Pop singer Justin Bieber played to a sold-out crowd in Saudi Arabia’s Red Sea city of Jiddah, delivering some of his biggest hits. The concert took on on Sunday night, despite calls from human rights advocates and activists for Bieber to cancel his appearance in protest of the kingdom’s arrests and crackdown on critics.
Hailey Baldwin Bieber, Bieber’s model wife, uploaded a supportive video of him on stage on Instagram with the words “Go Baby.” Other videos on social media showed Bieber on stage alone, dressed in a matching crimson ensemble. Before Bieber, pop and R&B musician Jason Derulo performed with support female dancers dressed in sweatpants and baggy tops.
This would have been impossible only a few years ago in Saudi Arabia, where ultraconservative norms reigned supreme. Concerts were prohibited, and unmarried men and women were separated in public. Saudi Crown Prince Mohammed bin Salman is driving the transformation as he strives to modernize society, attract international investment, and generate opportunities for young people.
Human Rights Watch and others, on the other hand, have urged celebrities to shun the nation, claiming that such events are intended to divert attention and deflect focus away from Saudi Arabia’s human rights record.
Bieber was the biggest name singer to take the stage as part of the Saudi Grand Prix, which saw Lewis Hamilton triumph ahead of the season’s final race.
The Canadian pop musician has not responded to the public outpouring of support for his performance or requests for him to cancel the gig. The fiancée of slain Saudi critic Jamal Khashoggi joined a chorus of voices begging him not to perform at the kingdom’s F1 race weeks before his performance in Saudi Arabia.

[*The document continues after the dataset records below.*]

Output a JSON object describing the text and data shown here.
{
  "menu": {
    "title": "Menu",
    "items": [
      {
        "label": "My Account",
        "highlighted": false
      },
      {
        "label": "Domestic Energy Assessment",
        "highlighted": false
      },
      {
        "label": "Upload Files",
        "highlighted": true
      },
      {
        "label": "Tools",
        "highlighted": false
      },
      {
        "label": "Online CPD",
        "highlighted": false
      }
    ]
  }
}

Hatice Cengiz encouraged the megastar to cancel his concert in an open letter published by The Washington Post in order to “send a forceful statement to the world that your name and talent will not be used to rehabilitate the reputation of a regime that kills its critics.” She stated that the decision to hold the Formula One event and invite a celebrity like Bieber “comes directly” from the crown prince.

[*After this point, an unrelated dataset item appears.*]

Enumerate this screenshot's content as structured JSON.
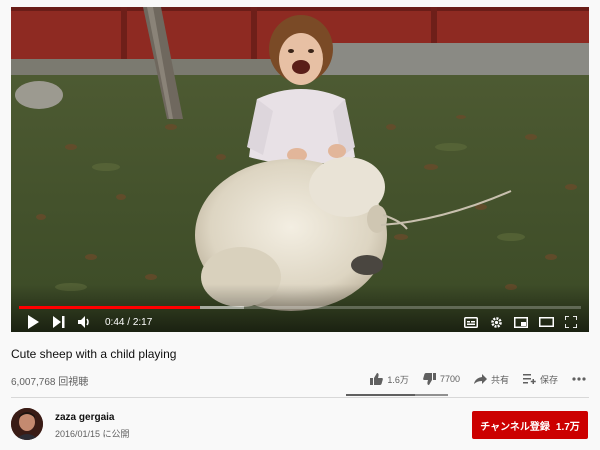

However, like other performers such as Mariah Carey in 2019, Bieber performed to ecstatic audiences. It’s unclear how much celebrities were paid for their visits to the kingdom. The majority of these performances are attended by Saudi youth, who are enjoying the country’s emerging social improvements.
Prince Mohammed attended the Formula One race, and photos on social media showed him snapping selfies with young Saudi men who had waited in line to meet the strong heir to the throne. The F1 race was the kingdom’s first hosting of the main sporting event, while it has previously held the lesser-known Formula-E race and other athletic events in an effort to improve the country’s status as a tourist destination.
At the time of Khashoggi’s murder in late 2018, the crown prince was being acclaimed for improving life in the nation for many. Meanwhile, Khashoggi was penning pieces for The Washington Post on the prince’s audacious foreign policy maneuvers and a crackdown on activists and perceived adversaries, including women’s rights campaigners, writers, clerics, and economists.
During a visit to the Saudi Consulate in Istanbul to get documents to marry his Turkish fiancée, Khashoggi was slain by a team of Saudi agents working for the crown prince.
According to a US intelligence assessment made public by President Joe Biden, the crown prince approved the operation. According to Prince Mohammed, he had no previous knowledge of the operation.
Bieber’s performance in Saudi Arabia comes just months before he embarks on a globe tour next year. Live Nation, the business that owns Ticketmaster, is promoting the tour. Saudi Arabia’s state-owned sovereign wealth fund, led by Prince Mohammed, is one of the largest institutional shareholders in Live Nation, with a $1.4 billion investment.